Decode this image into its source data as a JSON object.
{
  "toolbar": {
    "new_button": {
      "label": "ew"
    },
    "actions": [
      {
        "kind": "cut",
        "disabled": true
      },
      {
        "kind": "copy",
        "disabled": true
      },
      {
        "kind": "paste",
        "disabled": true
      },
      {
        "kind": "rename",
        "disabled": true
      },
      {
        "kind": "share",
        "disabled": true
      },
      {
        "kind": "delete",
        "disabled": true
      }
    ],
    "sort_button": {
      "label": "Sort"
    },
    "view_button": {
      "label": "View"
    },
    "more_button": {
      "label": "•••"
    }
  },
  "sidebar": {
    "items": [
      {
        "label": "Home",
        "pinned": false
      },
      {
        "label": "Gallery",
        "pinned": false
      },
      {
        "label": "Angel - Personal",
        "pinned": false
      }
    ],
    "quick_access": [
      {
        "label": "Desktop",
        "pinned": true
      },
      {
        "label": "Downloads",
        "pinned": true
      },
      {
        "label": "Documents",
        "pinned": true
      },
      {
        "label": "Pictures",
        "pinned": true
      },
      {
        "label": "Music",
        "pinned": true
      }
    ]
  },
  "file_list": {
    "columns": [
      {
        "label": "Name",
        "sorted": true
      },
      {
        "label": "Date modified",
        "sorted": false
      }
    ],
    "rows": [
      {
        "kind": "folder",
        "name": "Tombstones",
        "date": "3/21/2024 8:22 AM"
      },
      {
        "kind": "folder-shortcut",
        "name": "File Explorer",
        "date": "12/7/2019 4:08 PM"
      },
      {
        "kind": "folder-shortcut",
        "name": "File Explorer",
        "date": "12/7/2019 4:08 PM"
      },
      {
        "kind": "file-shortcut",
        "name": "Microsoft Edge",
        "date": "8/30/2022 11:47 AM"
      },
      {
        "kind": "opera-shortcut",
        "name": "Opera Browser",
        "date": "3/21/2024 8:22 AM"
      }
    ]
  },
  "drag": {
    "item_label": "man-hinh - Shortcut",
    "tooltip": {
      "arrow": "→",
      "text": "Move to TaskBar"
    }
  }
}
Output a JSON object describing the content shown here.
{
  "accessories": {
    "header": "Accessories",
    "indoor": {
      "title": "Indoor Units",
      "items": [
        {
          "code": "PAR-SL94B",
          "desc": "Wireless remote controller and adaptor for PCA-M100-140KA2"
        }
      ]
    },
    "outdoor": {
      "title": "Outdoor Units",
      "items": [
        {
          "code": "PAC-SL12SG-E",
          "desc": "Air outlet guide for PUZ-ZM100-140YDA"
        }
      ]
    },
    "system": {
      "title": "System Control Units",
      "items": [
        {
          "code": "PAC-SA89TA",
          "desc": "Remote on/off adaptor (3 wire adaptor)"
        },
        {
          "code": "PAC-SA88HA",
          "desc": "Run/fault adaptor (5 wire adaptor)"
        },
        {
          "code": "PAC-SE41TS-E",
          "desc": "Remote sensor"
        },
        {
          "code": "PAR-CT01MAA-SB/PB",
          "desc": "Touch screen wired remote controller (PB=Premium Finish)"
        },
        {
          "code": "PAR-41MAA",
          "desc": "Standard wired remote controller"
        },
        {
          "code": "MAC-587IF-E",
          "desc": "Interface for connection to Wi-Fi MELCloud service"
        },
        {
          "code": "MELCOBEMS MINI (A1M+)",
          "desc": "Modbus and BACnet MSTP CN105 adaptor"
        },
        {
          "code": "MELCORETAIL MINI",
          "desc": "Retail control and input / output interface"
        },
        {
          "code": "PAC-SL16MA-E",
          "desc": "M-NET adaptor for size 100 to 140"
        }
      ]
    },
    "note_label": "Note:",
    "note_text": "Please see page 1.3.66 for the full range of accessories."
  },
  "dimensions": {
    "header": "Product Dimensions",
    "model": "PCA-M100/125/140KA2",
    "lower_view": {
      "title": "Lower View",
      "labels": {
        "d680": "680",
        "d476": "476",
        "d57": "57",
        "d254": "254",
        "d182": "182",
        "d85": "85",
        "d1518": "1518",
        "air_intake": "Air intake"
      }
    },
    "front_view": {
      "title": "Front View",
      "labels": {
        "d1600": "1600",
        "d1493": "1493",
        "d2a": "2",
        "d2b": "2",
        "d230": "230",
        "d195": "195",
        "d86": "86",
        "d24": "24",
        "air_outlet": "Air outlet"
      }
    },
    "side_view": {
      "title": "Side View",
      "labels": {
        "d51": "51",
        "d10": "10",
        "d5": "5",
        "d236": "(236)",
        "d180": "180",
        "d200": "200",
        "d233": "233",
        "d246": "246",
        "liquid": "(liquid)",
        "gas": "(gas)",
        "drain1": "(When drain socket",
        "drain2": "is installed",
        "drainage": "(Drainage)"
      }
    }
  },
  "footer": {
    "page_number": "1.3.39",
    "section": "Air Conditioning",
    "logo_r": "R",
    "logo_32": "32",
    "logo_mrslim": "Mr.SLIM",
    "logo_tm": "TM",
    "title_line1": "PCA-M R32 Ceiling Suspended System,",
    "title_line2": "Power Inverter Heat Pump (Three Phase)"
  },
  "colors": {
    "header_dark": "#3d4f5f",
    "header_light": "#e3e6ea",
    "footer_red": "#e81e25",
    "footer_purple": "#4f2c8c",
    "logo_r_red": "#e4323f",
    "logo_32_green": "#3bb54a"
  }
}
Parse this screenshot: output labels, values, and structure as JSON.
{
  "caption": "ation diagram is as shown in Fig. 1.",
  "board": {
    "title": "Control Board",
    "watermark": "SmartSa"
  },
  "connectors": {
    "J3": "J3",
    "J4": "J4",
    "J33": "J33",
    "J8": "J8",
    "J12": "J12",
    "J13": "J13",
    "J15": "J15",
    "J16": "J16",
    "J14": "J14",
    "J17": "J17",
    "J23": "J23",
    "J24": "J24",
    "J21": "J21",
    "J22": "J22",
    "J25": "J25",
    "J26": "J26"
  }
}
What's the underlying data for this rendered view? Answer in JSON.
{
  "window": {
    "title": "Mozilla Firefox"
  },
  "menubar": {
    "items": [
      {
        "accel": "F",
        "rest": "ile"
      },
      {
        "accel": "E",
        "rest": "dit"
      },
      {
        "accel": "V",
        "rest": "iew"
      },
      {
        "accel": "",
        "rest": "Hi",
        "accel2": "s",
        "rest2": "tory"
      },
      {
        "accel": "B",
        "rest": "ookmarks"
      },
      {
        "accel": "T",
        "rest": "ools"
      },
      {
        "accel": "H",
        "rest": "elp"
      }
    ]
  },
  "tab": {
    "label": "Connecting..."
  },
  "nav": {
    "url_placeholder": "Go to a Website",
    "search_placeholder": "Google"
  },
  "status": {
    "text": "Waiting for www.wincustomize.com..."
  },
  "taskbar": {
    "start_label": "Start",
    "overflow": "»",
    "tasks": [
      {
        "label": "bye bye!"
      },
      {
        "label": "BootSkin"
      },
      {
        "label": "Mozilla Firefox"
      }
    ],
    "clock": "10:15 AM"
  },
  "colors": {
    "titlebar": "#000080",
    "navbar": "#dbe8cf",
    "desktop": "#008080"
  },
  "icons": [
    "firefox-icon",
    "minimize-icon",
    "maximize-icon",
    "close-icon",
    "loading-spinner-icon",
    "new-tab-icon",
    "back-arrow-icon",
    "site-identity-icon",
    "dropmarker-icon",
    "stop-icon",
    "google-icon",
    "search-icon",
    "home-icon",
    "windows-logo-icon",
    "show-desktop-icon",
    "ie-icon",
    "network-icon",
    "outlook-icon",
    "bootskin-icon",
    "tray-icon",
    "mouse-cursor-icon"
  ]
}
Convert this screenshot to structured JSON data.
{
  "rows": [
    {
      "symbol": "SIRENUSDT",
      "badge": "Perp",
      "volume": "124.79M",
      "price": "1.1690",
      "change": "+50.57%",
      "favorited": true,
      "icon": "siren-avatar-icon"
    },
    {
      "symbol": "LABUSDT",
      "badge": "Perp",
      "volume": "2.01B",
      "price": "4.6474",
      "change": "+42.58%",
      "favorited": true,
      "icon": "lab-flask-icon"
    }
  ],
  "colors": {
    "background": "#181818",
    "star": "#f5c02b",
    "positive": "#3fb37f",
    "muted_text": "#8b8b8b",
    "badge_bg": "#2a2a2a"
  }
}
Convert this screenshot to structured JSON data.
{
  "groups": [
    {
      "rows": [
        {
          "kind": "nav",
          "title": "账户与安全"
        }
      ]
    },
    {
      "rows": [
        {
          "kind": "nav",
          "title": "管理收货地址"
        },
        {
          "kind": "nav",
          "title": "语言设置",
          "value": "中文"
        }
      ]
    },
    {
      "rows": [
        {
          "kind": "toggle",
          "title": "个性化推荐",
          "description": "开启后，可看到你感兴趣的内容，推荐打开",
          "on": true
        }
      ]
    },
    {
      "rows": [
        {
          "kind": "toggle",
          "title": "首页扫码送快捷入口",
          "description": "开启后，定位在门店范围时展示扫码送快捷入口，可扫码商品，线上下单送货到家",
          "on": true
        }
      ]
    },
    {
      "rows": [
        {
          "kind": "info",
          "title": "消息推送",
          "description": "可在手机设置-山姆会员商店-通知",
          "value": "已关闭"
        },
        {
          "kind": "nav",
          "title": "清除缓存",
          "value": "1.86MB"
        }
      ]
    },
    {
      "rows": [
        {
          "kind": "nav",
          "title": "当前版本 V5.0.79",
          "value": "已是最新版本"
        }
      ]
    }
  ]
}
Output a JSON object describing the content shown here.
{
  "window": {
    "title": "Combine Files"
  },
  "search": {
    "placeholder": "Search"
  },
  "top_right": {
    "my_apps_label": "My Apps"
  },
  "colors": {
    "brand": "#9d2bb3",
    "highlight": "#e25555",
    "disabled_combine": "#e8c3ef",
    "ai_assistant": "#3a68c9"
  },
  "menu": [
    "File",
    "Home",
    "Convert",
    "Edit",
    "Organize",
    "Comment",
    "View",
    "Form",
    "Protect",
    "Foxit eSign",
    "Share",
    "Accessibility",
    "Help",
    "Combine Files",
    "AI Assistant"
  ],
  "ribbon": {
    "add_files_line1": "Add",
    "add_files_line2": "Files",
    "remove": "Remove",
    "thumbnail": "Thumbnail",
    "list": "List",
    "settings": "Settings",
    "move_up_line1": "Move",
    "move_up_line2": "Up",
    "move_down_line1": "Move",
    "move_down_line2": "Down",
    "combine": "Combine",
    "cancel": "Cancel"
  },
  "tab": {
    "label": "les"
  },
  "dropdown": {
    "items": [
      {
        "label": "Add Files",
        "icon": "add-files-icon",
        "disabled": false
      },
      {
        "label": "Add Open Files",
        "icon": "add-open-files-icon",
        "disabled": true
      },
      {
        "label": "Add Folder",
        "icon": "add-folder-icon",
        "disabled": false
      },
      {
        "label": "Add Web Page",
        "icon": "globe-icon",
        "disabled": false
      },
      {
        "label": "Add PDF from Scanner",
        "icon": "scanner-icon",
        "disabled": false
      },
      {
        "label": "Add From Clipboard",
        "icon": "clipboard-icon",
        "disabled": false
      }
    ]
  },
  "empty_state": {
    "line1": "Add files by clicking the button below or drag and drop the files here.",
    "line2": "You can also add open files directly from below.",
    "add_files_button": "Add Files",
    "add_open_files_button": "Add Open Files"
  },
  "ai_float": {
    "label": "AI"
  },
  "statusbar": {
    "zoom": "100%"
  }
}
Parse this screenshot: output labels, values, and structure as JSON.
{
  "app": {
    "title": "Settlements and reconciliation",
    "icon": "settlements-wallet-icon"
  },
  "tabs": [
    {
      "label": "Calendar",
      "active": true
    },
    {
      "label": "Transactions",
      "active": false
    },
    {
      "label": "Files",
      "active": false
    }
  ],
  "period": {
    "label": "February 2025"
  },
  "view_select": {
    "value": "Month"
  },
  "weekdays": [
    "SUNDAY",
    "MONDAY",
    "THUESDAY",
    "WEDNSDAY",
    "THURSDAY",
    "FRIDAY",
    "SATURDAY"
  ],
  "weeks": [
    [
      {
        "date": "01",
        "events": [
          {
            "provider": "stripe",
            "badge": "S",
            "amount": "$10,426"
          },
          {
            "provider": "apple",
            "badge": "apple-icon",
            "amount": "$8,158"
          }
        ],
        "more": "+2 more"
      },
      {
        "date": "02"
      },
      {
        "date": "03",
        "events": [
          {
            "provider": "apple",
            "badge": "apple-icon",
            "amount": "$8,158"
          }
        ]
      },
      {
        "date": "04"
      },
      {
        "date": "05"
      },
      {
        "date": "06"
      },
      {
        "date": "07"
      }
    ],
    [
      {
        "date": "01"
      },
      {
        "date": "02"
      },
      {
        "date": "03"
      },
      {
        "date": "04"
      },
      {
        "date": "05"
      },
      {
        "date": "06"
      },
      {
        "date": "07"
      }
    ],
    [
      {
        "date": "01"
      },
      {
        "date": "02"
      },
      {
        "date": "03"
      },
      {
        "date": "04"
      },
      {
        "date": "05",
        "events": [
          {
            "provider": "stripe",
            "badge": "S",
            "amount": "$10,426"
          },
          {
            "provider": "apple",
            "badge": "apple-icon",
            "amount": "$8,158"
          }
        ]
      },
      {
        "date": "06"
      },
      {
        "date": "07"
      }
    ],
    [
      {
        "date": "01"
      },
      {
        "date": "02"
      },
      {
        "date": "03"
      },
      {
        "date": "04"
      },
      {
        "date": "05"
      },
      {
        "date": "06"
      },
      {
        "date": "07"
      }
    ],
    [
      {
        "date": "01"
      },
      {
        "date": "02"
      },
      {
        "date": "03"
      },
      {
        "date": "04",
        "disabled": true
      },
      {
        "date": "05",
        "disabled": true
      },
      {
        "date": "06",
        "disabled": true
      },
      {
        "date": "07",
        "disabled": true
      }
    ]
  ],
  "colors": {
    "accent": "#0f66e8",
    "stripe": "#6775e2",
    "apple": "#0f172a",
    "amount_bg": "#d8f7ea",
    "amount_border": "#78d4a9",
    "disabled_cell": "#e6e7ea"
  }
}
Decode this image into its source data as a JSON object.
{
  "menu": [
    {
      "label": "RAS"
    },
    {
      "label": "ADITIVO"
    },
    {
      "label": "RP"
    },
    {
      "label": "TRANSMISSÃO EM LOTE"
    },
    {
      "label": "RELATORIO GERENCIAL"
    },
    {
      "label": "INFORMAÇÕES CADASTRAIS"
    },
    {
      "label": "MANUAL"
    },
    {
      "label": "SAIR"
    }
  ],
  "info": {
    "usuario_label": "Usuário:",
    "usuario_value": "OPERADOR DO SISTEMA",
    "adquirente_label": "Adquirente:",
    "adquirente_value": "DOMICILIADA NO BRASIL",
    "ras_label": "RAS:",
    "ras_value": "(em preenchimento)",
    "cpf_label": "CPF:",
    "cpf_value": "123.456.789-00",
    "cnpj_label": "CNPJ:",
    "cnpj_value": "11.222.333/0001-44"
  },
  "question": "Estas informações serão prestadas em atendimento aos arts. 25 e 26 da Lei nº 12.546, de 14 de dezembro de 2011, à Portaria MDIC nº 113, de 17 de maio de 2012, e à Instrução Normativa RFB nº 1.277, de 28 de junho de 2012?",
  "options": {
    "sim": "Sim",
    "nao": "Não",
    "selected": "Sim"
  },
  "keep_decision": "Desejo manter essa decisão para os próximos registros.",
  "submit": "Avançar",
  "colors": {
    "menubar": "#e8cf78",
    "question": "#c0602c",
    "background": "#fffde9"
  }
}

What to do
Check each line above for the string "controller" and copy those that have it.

Task result
          "desc": "Wireless remote controller and adaptor for PCA-M100-140KA2"
          "desc": "Touch screen wired remote controller (PB=Premium Finish)"
          "desc": "Standard wired remote controller"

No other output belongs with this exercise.